• _TASK TO CARRY OUT_: Would you copy out each line of the records below that includes the word "sold"?

(Items listed in a dataset)
Content starts
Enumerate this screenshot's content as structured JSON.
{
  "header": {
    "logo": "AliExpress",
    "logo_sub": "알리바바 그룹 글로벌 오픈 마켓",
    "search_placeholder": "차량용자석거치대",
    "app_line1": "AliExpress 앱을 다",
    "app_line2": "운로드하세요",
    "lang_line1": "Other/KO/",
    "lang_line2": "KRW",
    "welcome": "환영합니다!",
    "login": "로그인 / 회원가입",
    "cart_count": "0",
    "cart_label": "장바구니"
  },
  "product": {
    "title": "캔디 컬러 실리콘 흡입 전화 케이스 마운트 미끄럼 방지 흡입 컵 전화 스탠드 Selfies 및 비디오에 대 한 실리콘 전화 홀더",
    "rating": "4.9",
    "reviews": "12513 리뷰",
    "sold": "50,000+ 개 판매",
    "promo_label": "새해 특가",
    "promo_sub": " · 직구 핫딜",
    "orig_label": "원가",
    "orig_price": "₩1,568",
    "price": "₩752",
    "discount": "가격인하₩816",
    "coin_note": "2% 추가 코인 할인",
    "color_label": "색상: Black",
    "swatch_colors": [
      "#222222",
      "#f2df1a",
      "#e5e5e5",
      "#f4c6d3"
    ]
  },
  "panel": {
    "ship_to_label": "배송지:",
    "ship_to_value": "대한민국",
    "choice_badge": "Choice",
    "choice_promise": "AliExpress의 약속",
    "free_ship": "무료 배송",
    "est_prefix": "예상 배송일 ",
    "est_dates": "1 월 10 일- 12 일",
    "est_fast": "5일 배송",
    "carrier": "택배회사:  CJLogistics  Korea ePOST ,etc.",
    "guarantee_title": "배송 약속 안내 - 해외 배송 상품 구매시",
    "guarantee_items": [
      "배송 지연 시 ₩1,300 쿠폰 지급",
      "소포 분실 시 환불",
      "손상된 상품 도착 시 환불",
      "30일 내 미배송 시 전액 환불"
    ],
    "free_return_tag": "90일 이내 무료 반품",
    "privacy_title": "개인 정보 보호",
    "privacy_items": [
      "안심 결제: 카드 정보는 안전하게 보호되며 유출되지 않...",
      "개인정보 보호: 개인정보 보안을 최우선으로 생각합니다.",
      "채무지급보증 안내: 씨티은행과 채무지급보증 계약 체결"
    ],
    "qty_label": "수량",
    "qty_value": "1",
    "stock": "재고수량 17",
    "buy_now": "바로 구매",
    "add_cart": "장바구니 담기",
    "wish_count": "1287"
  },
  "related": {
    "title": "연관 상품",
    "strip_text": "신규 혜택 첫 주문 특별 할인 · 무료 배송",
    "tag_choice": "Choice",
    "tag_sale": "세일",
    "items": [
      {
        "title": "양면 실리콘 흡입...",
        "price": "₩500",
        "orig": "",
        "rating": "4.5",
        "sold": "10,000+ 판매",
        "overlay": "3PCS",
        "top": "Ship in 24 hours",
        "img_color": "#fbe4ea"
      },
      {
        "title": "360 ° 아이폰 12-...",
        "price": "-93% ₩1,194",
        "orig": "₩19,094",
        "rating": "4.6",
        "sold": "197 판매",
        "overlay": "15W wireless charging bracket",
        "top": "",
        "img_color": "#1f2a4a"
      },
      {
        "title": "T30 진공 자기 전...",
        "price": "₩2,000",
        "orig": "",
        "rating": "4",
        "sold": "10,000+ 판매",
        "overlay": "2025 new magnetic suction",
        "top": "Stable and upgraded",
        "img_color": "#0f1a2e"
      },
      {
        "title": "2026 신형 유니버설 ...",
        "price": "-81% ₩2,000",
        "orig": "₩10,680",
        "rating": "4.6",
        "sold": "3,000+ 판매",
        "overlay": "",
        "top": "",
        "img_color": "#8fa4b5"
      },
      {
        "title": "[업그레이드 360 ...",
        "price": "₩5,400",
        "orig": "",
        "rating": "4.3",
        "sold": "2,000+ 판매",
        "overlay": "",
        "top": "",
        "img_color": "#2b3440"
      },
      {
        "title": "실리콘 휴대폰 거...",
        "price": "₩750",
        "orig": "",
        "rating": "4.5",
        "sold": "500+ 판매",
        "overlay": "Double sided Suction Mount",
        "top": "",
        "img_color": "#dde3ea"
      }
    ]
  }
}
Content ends
• _OUTPUT OF THE TASK_:
    "sold": "50,000+ 개 판매",
        "sold": "10,000+ 판매",
        "sold": "197 판매",
        "sold": "10,000+ 판매",
        "sold": "3,000+ 판매",
        "sold": "2,000+ 판매",
        "sold": "500+ 판매",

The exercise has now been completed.